**Stored data entries:**
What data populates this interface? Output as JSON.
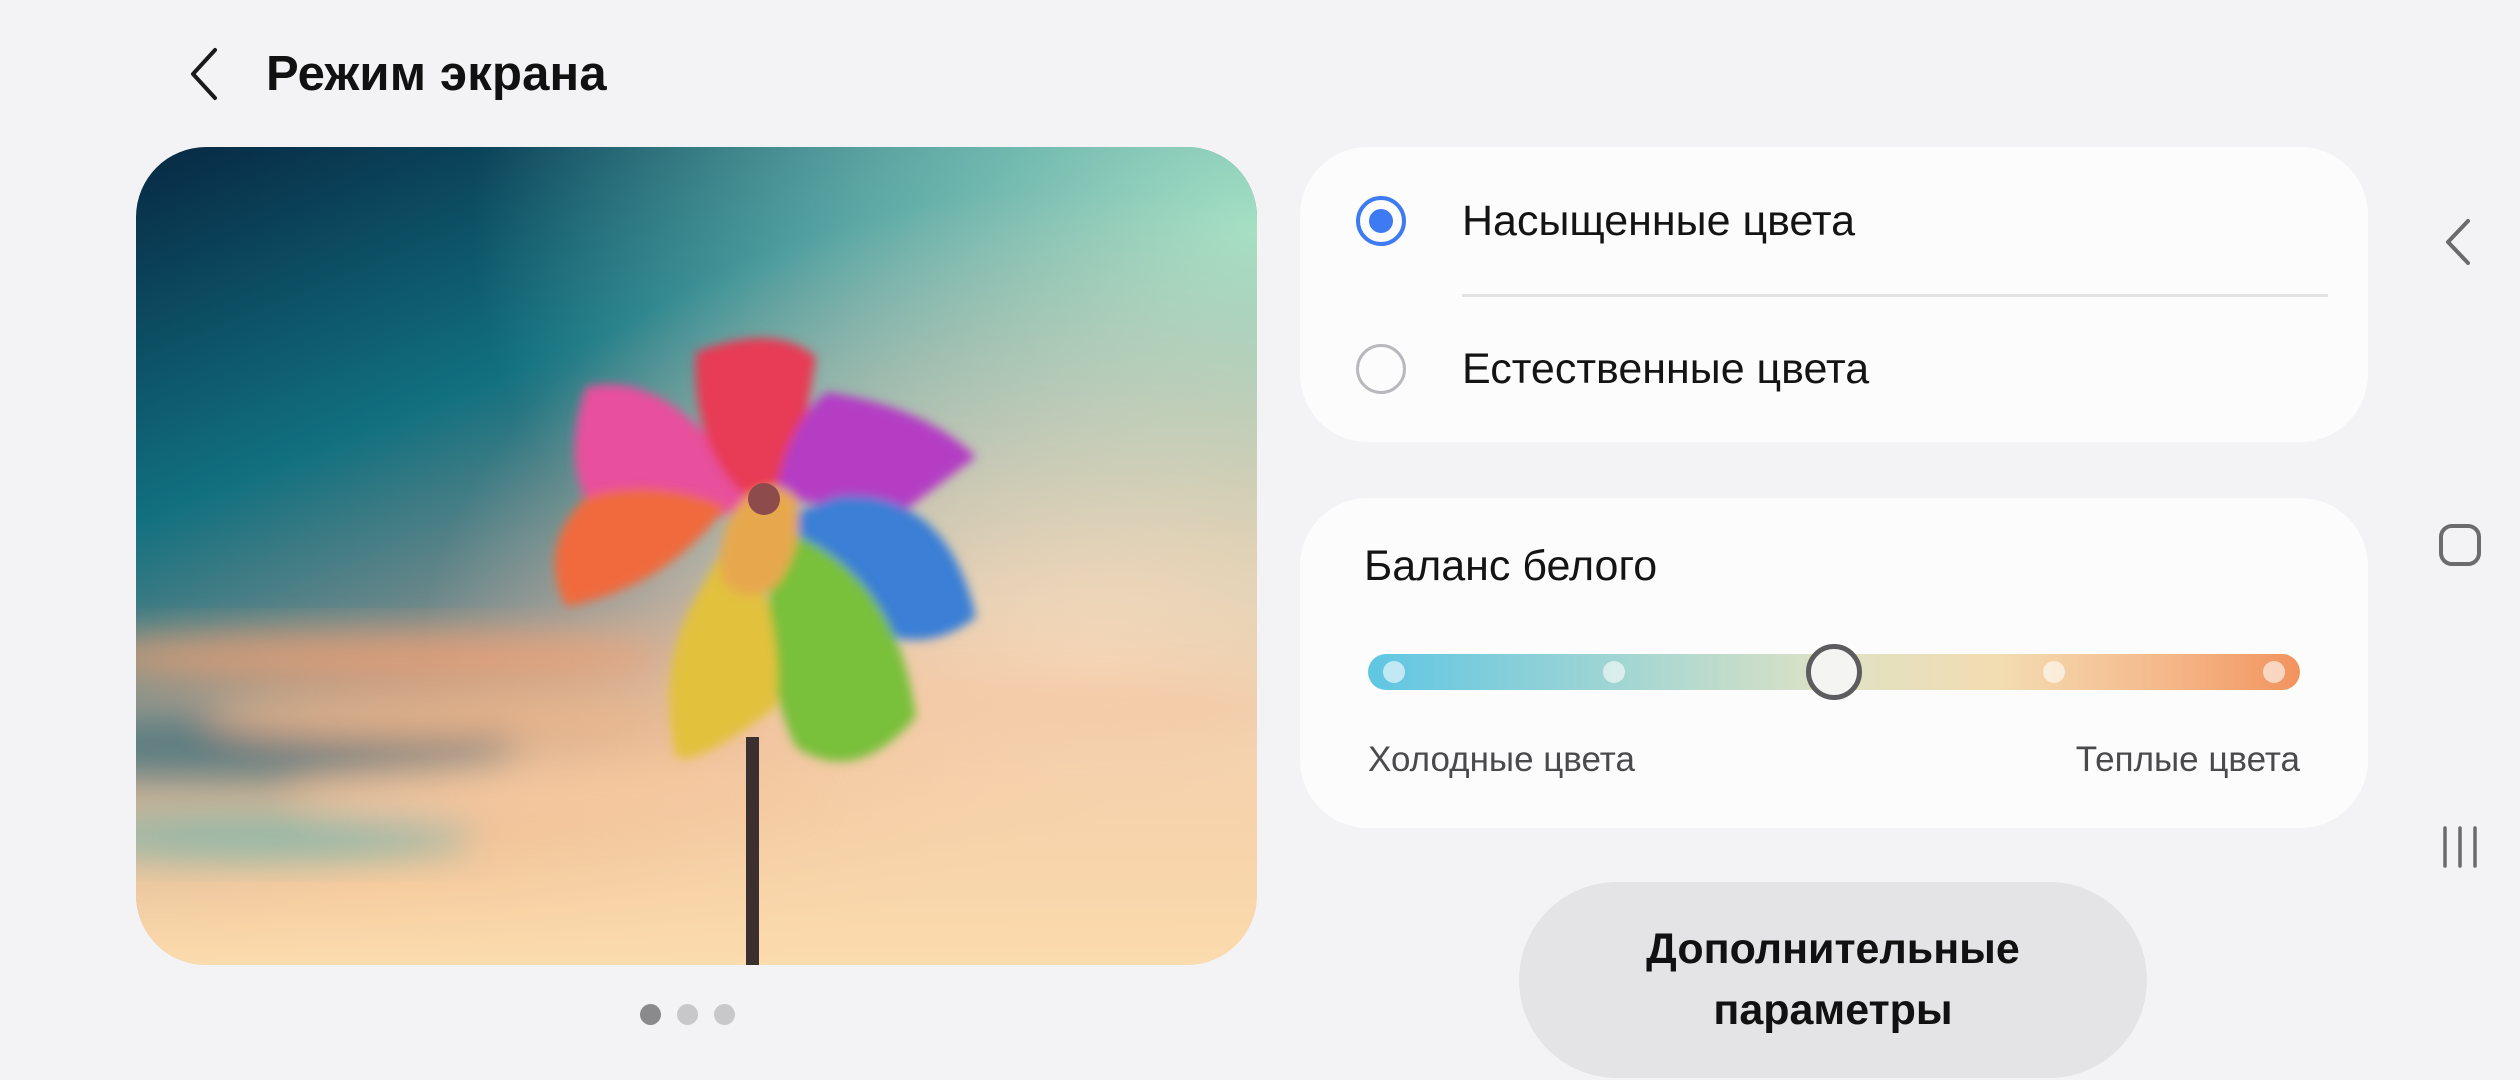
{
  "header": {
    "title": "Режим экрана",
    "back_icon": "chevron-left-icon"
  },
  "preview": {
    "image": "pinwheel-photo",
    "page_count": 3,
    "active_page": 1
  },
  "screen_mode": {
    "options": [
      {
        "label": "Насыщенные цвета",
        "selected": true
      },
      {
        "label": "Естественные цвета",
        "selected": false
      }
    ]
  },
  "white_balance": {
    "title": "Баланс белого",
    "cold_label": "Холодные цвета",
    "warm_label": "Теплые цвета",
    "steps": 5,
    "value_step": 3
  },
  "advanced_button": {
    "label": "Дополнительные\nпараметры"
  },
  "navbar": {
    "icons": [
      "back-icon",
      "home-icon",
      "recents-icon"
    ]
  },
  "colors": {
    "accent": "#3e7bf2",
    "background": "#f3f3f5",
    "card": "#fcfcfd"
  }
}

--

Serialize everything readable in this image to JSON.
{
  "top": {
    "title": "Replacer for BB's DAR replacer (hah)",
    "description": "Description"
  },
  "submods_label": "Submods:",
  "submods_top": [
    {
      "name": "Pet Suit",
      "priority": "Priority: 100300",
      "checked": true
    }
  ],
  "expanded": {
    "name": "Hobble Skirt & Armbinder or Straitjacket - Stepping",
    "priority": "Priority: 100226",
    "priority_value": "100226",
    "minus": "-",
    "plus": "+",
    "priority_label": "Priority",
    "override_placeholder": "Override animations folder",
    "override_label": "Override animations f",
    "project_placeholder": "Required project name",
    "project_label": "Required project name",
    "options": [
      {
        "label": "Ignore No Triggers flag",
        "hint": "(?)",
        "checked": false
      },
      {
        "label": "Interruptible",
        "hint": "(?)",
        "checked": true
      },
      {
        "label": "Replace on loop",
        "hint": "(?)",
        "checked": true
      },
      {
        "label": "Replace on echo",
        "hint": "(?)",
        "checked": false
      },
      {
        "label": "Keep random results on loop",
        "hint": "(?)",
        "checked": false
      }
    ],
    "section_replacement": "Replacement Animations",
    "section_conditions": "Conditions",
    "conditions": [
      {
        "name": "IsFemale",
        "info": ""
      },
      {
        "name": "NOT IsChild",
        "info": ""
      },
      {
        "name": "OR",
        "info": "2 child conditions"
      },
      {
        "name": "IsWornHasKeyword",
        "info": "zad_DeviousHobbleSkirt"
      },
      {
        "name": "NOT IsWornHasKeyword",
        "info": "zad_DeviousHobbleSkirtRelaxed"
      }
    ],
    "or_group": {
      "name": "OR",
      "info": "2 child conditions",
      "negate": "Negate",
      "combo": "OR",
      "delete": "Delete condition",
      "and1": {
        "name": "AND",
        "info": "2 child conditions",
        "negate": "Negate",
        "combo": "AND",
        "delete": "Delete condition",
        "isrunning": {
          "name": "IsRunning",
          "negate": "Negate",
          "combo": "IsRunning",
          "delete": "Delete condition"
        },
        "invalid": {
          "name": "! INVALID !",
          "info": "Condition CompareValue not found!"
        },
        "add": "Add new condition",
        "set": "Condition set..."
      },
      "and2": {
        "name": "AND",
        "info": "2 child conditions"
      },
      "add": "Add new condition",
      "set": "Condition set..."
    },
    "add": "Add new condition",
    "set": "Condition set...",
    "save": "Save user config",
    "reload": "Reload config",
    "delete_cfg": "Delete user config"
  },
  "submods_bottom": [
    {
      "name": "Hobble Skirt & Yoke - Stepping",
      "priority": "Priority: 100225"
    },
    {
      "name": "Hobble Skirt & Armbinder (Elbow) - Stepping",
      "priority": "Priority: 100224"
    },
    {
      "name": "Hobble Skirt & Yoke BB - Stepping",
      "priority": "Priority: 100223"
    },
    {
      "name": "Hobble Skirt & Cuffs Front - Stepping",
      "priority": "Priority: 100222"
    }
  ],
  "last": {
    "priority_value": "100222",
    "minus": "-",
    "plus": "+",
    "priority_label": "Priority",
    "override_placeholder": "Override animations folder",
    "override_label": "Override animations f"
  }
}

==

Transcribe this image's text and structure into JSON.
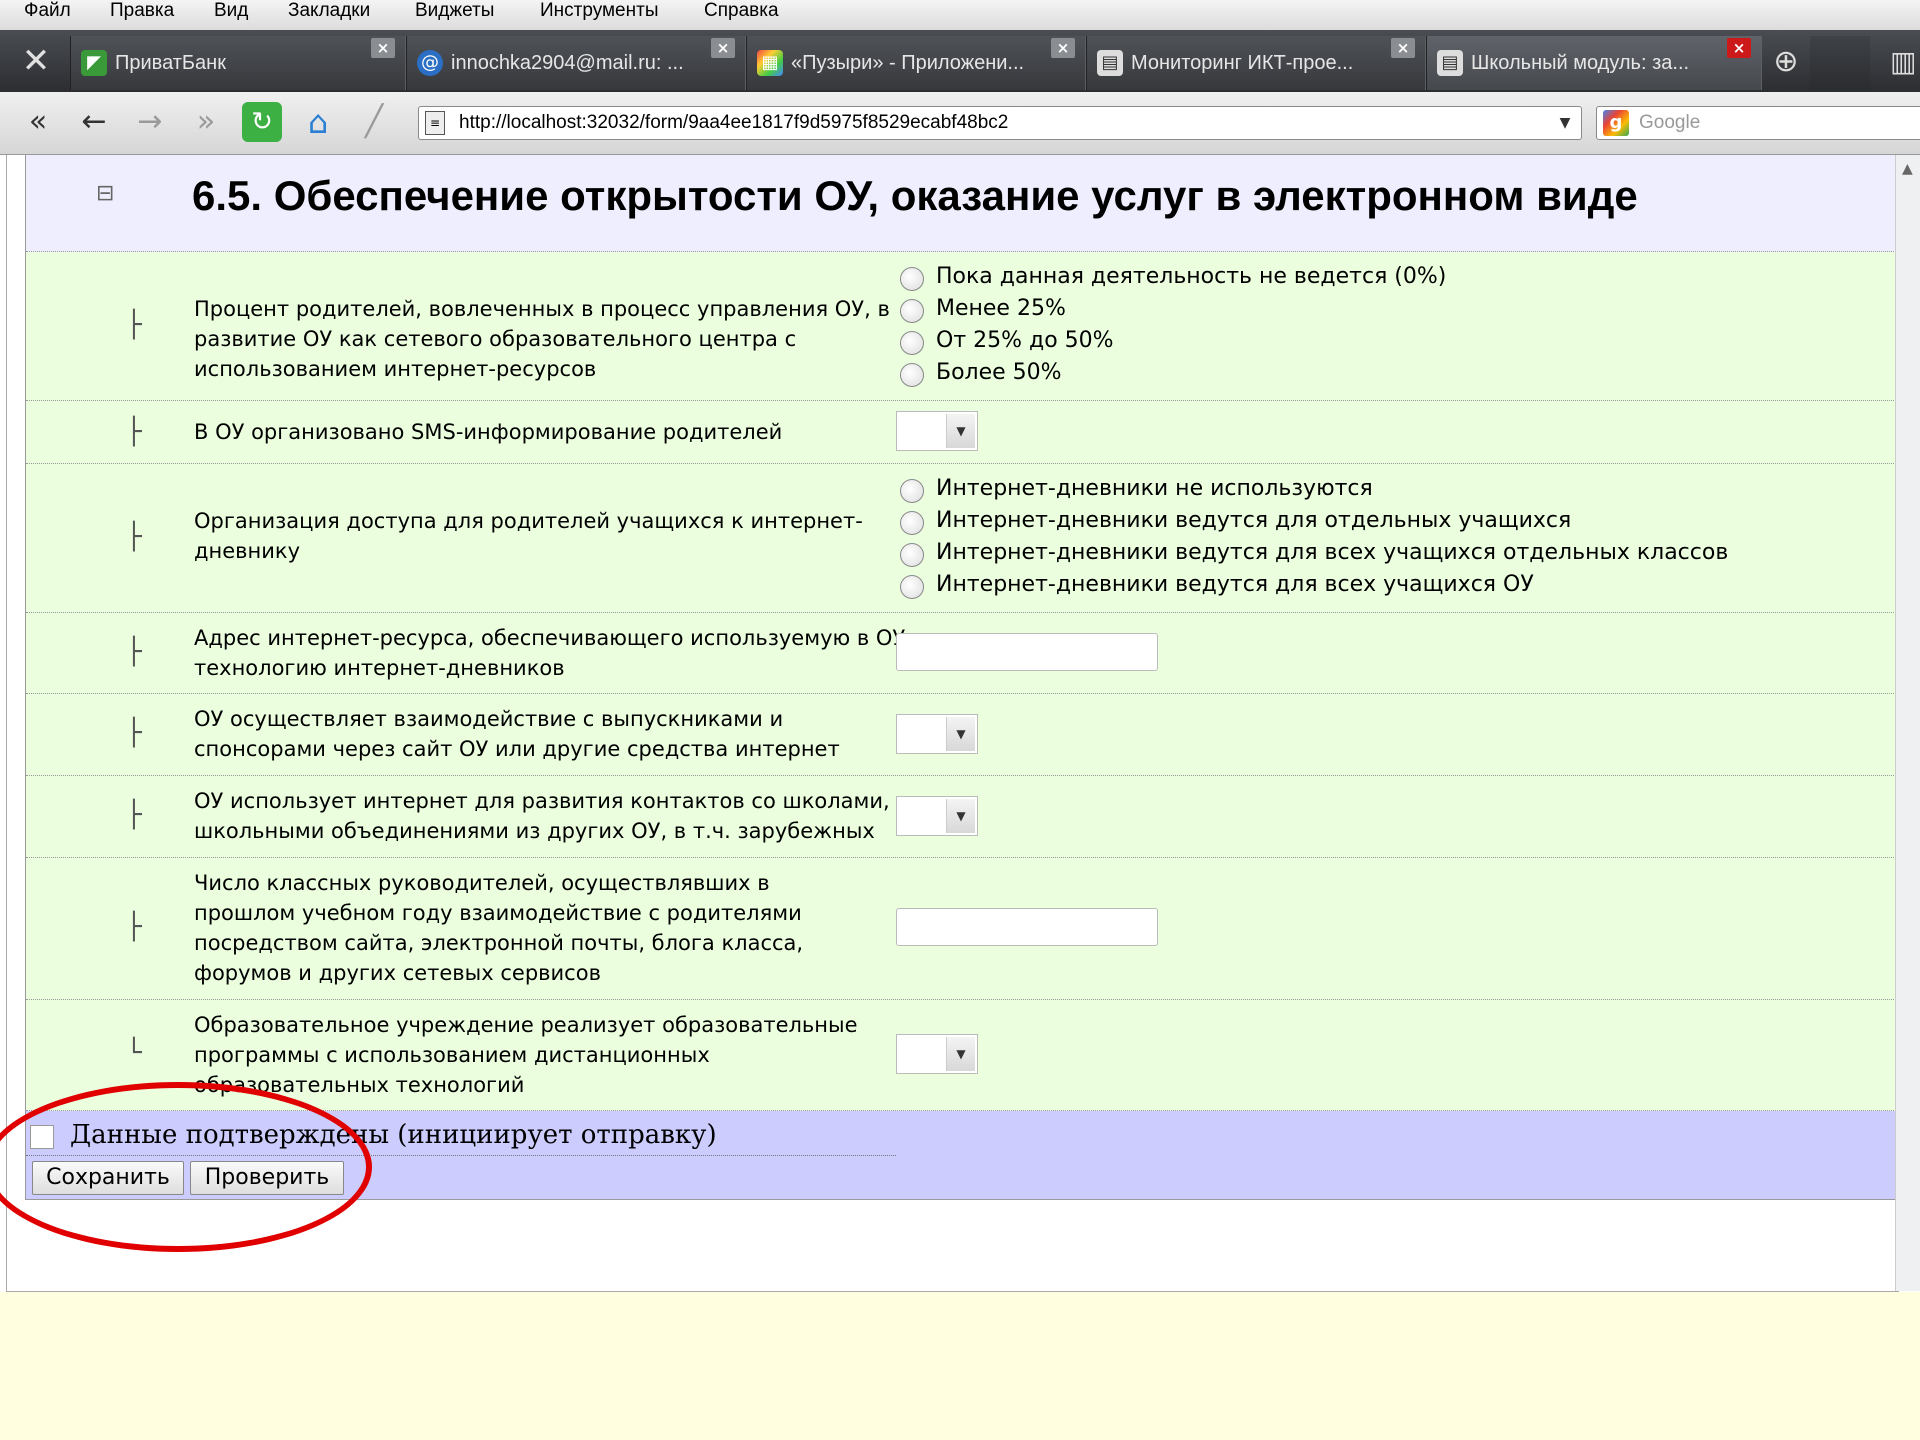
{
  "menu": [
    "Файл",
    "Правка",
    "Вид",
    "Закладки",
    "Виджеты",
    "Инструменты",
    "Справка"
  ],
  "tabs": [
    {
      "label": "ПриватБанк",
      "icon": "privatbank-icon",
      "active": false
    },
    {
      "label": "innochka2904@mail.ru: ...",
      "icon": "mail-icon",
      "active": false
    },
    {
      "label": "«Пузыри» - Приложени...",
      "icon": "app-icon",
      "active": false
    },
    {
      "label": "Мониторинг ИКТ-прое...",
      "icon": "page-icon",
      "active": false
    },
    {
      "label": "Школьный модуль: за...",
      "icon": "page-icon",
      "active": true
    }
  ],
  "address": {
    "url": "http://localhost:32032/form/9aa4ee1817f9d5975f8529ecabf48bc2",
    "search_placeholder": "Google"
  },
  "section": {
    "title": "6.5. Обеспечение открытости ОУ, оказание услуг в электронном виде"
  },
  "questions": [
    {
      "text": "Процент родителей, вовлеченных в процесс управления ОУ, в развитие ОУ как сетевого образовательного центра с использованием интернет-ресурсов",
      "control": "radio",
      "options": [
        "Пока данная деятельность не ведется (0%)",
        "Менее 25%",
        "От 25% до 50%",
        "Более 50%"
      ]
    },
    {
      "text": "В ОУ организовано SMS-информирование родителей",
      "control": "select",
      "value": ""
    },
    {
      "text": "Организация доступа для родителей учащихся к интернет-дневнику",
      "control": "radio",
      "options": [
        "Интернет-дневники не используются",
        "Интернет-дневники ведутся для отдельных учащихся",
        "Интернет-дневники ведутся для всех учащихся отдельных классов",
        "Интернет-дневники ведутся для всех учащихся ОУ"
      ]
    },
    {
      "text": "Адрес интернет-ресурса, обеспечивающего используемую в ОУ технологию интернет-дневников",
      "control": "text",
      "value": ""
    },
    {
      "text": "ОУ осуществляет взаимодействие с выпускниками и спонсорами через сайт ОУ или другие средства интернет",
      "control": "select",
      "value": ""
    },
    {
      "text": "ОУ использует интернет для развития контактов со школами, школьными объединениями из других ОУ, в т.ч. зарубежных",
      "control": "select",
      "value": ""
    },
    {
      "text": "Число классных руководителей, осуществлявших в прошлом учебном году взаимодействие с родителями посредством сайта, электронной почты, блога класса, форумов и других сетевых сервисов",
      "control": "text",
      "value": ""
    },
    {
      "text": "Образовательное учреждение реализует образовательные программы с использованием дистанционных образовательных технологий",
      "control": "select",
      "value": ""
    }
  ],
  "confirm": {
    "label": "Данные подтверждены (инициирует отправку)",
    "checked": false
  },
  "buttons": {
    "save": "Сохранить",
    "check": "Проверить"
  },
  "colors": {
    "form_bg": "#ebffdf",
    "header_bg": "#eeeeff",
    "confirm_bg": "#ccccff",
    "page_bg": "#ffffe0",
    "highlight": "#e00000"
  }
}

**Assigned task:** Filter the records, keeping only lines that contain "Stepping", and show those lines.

**Response to this task:**
    "name": "Hobble Skirt & Armbinder or Straitjacket - Stepping",
      "name": "Hobble Skirt & Yoke - Stepping",
      "name": "Hobble Skirt & Armbinder (Elbow) - Stepping",
      "name": "Hobble Skirt & Yoke BB - Stepping",
      "name": "Hobble Skirt & Cuffs Front - Stepping",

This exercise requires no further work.